Nasal analysis and surgical planning are crucial for a successful, aesthetically pleasing rhinoplasty. One of the key parameters for evaluation is the nasolabial angle. The nasal spine, caudal septum, and medial crura of the lower lateral cartilages provide the framework for this area. Alteration of these structures, as well as nasal tip rotation and projection, may affect the resultant nasolabial angle, length of the upper lip, and overall harmony of the nose. Fullness at the nasolabial junction caused by a pushing philtrum may also result in an unbalanced appearance. The literature is replete with methods for categorizing the nasal tip and with recommendations for surgical treatment. Treatment of the caudal septum and nasal spine is often an afterthought that is left up to the aesthetic judgment of the surgeon. To make this a more systematic decision, in 1990 we devised a classification for analysis and treatment of this area. This study included the length of the nose, the nasolabial angle, and the presence of a pushing philtrum, with suggested treatment to allow proper tip placement and to provide aesthetic balance to the nose. The only modification was in the order of presentation of nasal types. Since that publication, the senior author has consistently followed these guidelines and has found them to be a reliable tool in creating a harmonious result in rhinoplasty.

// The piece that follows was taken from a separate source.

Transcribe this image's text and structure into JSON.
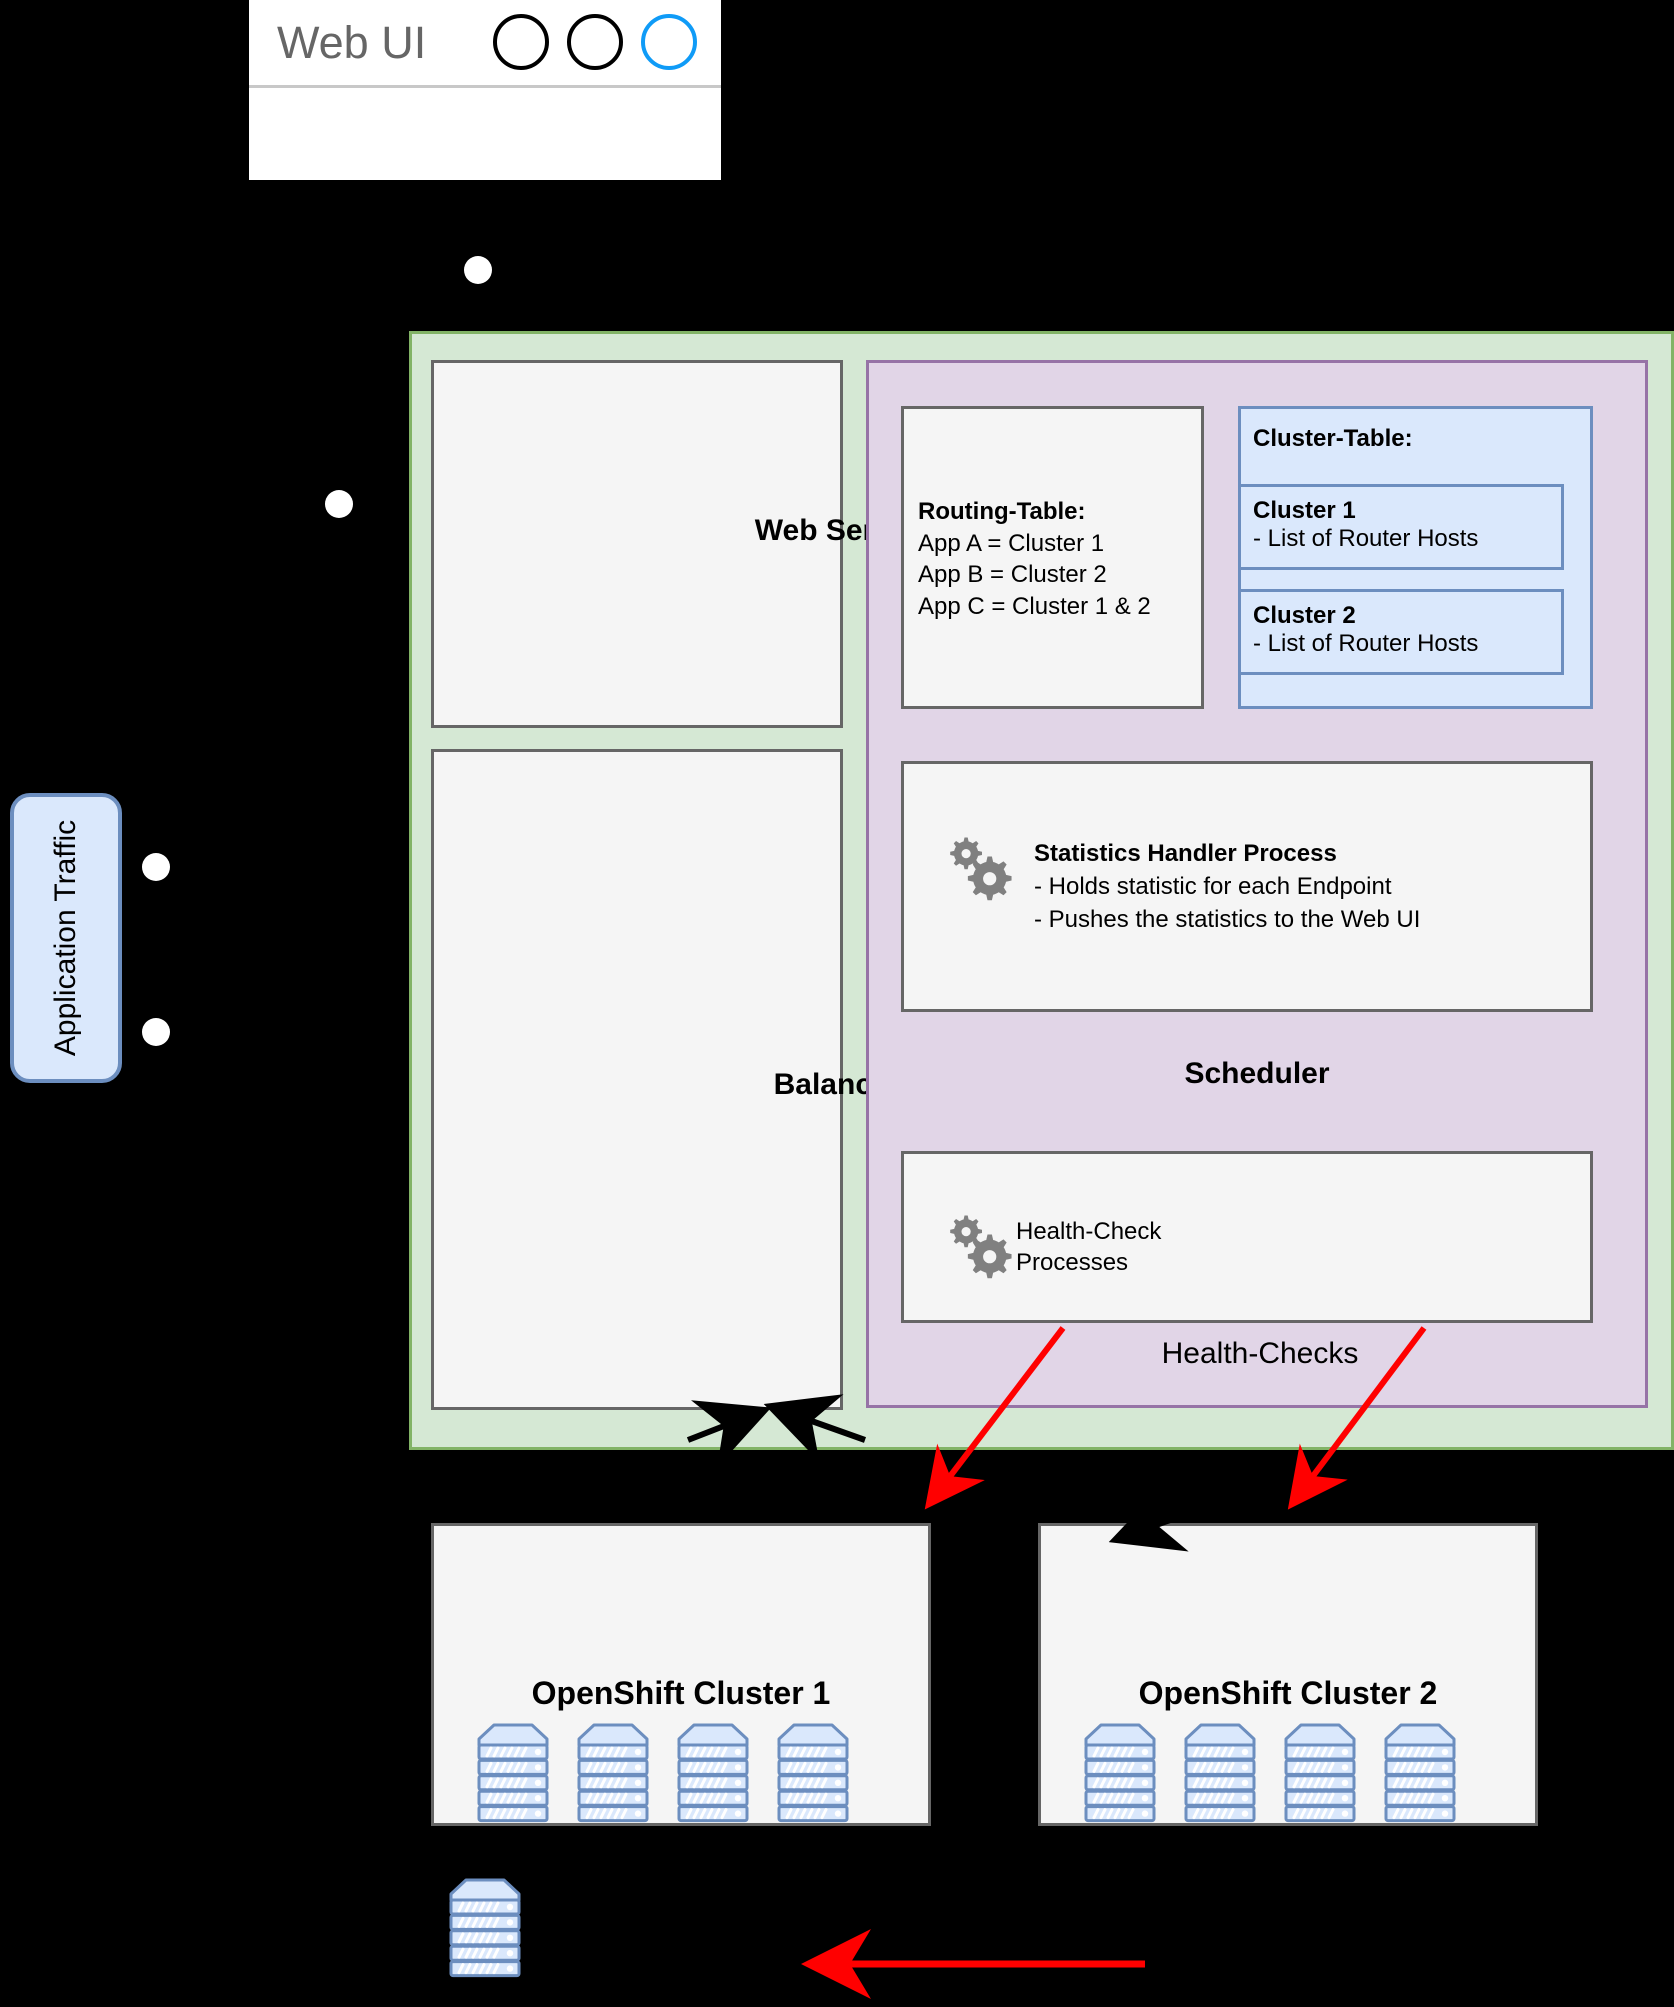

Honrado CP, Pearlman SJ. Surgical Treatment of the Nasolabial Angle in Balanced Rhinoplasty. Arch Facial Plast Surg. 2003;5(4):338-344. doi:10.1001/archfaci.5.4.338